We believe in God, the Father Almighty, creator of heaven and earth.
And in Jesus Christ, his only Son, our Lord, who was conceived by the Holy Spirit and born of the Virgin Mary. He suffered under Pontius Pilate, was crucified, died, and was buried; he descended to the dead. On the third day he rose again from the dead. He ascended into heaven and is seated at the right hand of God the Father almighty. From there he will come again to judge the living and the dead.
We believe in the Holy Spirit, the holy catholic church, the communion of saints, the forgiveness of sins, the resurrection of the body, and the life everlasting. Amen.
I’m currently praying through the Oxford Book of Prayer (edited by George Appleton) and came across this prayer for guidance this morning:
“In times of doubts and questionings, when our belief is perplexed by new learning, new teaching, new thought, when our faith is strained by creeds, by doctrines, by mysteries beyond our understanding, give us the faithfulness of learners and the courage of believers in you; give us boldness to examine and faith to trust all truth; patience and insight to master difficulties; stability to hold fast our tradition with enlightened interpretation to admit all fresh truth made known to us, and in times of trouble, to grasp new knowledge readily and to combine it loyally and honestly with the old; alike from stubborn rejection of new revelations, and from hasty assurance that we are wiser than our fathers. Save us and help us, we humbly ask you, O Lord.”

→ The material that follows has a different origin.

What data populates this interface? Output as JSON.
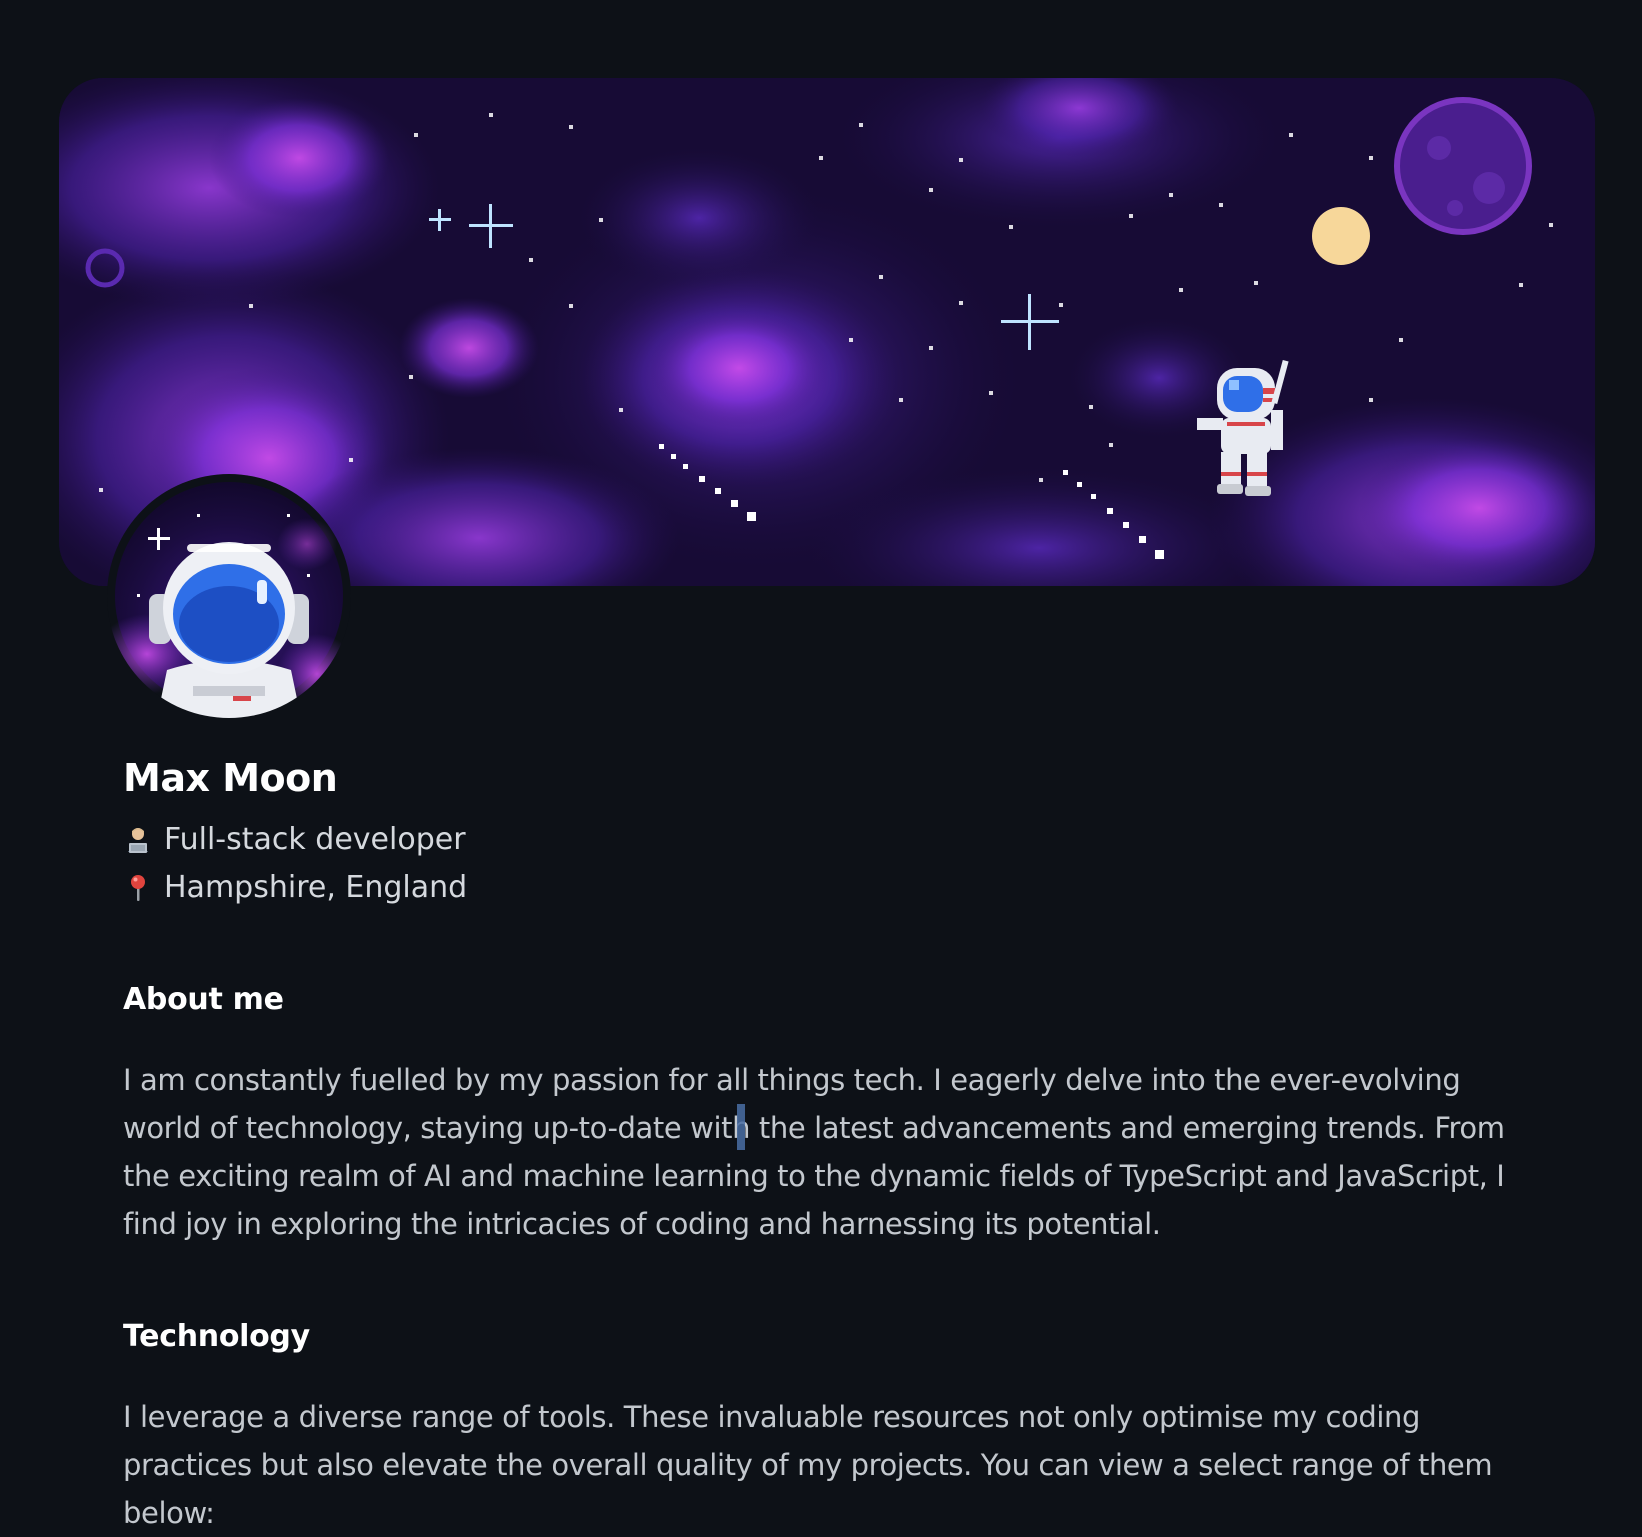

–Bishop George Ridding (1828-1904)
A while back I posed a question to my Facebook friends: “Do we need to rethink Christianity?” I asked this question in response to an article concerning the need for part of the Christian Church (specifically, the Roman Catholic Church) to rethink its stance on numerous doctrinal points. Now whether you think the Roman Catholic Church (and/or other more conservative portions of the Christian family) should reconsider the appropriate theology and practice concerning the role of women in the church and definition of marriage, I think that pondering the potential implications of “rethinking Christianity” is important. Continue reading